“She knew I was calling the album Lavender,” says Plunkett. “Two weeks before she died, she sent a card to me because I was moving to a new house. She signed it: Love, Granny, with lavender in her heart. She got that I was associating this with her. Now it gets to be out in the world, and parts of her are going out into the world with it.” She tells me it’s a joy to talk and sing about the woman who brought so much love into her life, her way of carrying the torch on her grandmother’s behalf.
“Something I told myself is when we lose someone we love, it’s so sad,” Plunkett says. “But the positive spin is that they don’t inhabit their body anymore so we get to have more of them on us. We get to carry more of them now because they can’t carry themselves in a physical form. I feel like I have more of her in me. Which is a good feeling.”

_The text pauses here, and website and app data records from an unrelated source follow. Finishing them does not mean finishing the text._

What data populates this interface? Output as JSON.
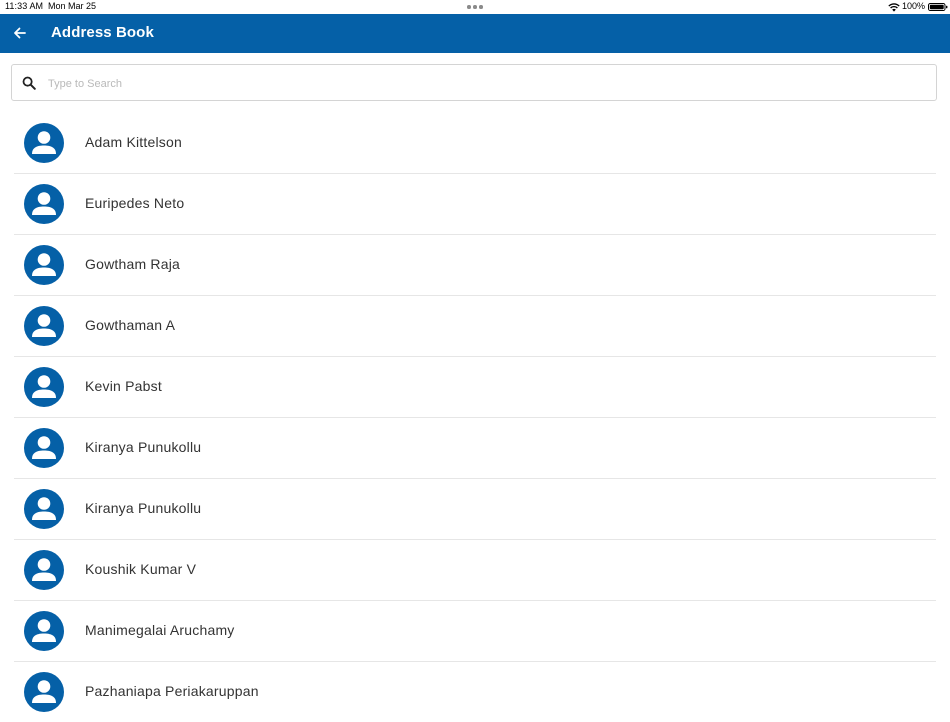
{
  "status_bar": {
    "time": "11:33 AM",
    "date": "Mon Mar 25",
    "battery": "100%"
  },
  "header": {
    "title": "Address Book",
    "back_icon": "arrow-back-icon",
    "background": "#0560a7"
  },
  "search": {
    "placeholder": "Type to Search",
    "value": "",
    "icon": "search-icon"
  },
  "contacts": [
    {
      "name": "Adam Kittelson"
    },
    {
      "name": "Euripedes Neto"
    },
    {
      "name": "Gowtham Raja"
    },
    {
      "name": "Gowthaman A"
    },
    {
      "name": "Kevin Pabst"
    },
    {
      "name": "Kiranya Punukollu"
    },
    {
      "name": "Kiranya Punukollu"
    },
    {
      "name": "Koushik Kumar V"
    },
    {
      "name": "Manimegalai Aruchamy"
    },
    {
      "name": "Pazhaniapa Periakaruppan"
    }
  ],
  "colors": {
    "accent": "#0560a7",
    "avatar": "#0560a7",
    "divider": "#e6e6e6"
  }
}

It’s a typically emotive statement from Plunkett, whose music is peppered with stories from her personal life. When mining her memories for 2016 album Probable Depths, she created percussion from samples taken around her childhood home, all the better to draw the listener into her world. Offstage, she has also earned a reputation for honesty; last year, she wrote a scathing article for Esquire calling out the sexism she’s experienced as a female musician and writing about how that’s shaped her own insecurities.

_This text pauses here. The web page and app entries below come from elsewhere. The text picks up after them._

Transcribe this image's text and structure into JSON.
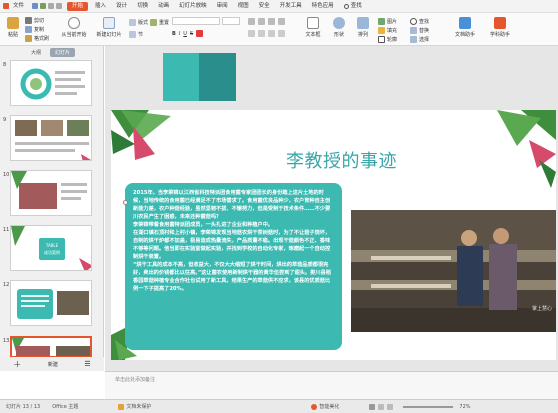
{
  "menubar": {
    "file": "文件",
    "tabs": [
      "开始",
      "插入",
      "设计",
      "切换",
      "动画",
      "幻灯片放映",
      "审阅",
      "视图",
      "安全",
      "开发工具",
      "特色应用"
    ],
    "active_tab": "开始",
    "search": "查找"
  },
  "ribbon": {
    "paste": "粘贴",
    "cut": "剪切",
    "copy": "复制",
    "format_painter": "格式刷",
    "from_current": "从当前开始",
    "new_slide": "新建幻灯片",
    "layout": "版式",
    "section": "节",
    "reset": "重置",
    "text_box": "文本框",
    "shapes": "形状",
    "arrange": "排列",
    "picture": "图片",
    "fill": "填充",
    "outline": "轮廓",
    "find": "查找",
    "replace": "替换",
    "select": "选择",
    "doc_helper": "文档助手",
    "scholar_tools": "学科助手"
  },
  "left_pane": {
    "tabs": [
      "大纲",
      "幻灯片"
    ],
    "active_tab": "幻灯片",
    "slide_numbers": [
      "8",
      "9",
      "10",
      "11",
      "12",
      "13"
    ],
    "selected_slide": "13",
    "thumb_labels": [
      "TABLE",
      "成功案例"
    ],
    "new_label": "新建"
  },
  "slide": {
    "title": "李教授的事迹",
    "body": [
      "2015年，当李荣锦以江西省科技特派团食用菌专家团团长的身份踏上这片土地的时候，当地传统的食用菌已经满足不了市场需求了。食用菌优良品种少，农户育种自主创新能力差，农户种菇经验，虽然坚韧不拔、不懈努力，但是受制于技术条件……不少要川农民产生了困惑，未来还种菌菇吗？",
      "李荣锦带着食用菌特派团成员，一头扎进了企业和种植户中。",
      "在湖口镇石顶村和上村小镇，李荣锦发现当地菇农烘干茶树菇时，为了不让菇子烧坏，自制的烘干炉都不加盖，极易造成热量流失，产品质量不稳。出现干菇颜色不正、香味不够等问题。他当即在实验室做起实验，并找到学校的自动化专家，琢磨起一个自动控制烘干装置。",
      "“烘干工具的成本不高，但收益大，不仅大大缩短了烘干时间，烘出的草菇品质都很完好，卖出的价钱都比以往高。”这让菌农使用新制烘干器的黄华伍尝到了甜头。娄川县稻香园草菇种植专业合作社也试用了新工具，结果生产的草菇供不应求，该县的优质菇比例一下子提高了20%。"
    ],
    "watermark": "掌上慧心"
  },
  "notes": {
    "placeholder": "单击此处添加备注"
  },
  "statusbar": {
    "page": "幻灯片 13 / 13",
    "theme": "Office 主题",
    "doc_status": "文档未保护",
    "smart_beautify": "智能美化",
    "zoom": "72%"
  },
  "colors": {
    "accent": "#e4572e",
    "teal": "#3cbab2",
    "title_teal": "#3aa6a8",
    "block_teal_dark": "#2a8f8c"
  }
}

“I keep coming back to that one little line of text in the comments section, dark and sharp as a spear: ‘The girl is beautiful and has a nice voice, but she doesn’t do anything for the band,’” she wrote. “What terrified me then, as it does now, was that this anonymous (male) voice on the internet somehow verbalized the exact fear that I carry around with me all the time: that I'm not enough. That no matter how many instruments I play — and how well I play them — I will never be seen as anything other than a silly girl: so cute for trying, but ultimately a useless prop beside the real musicians.”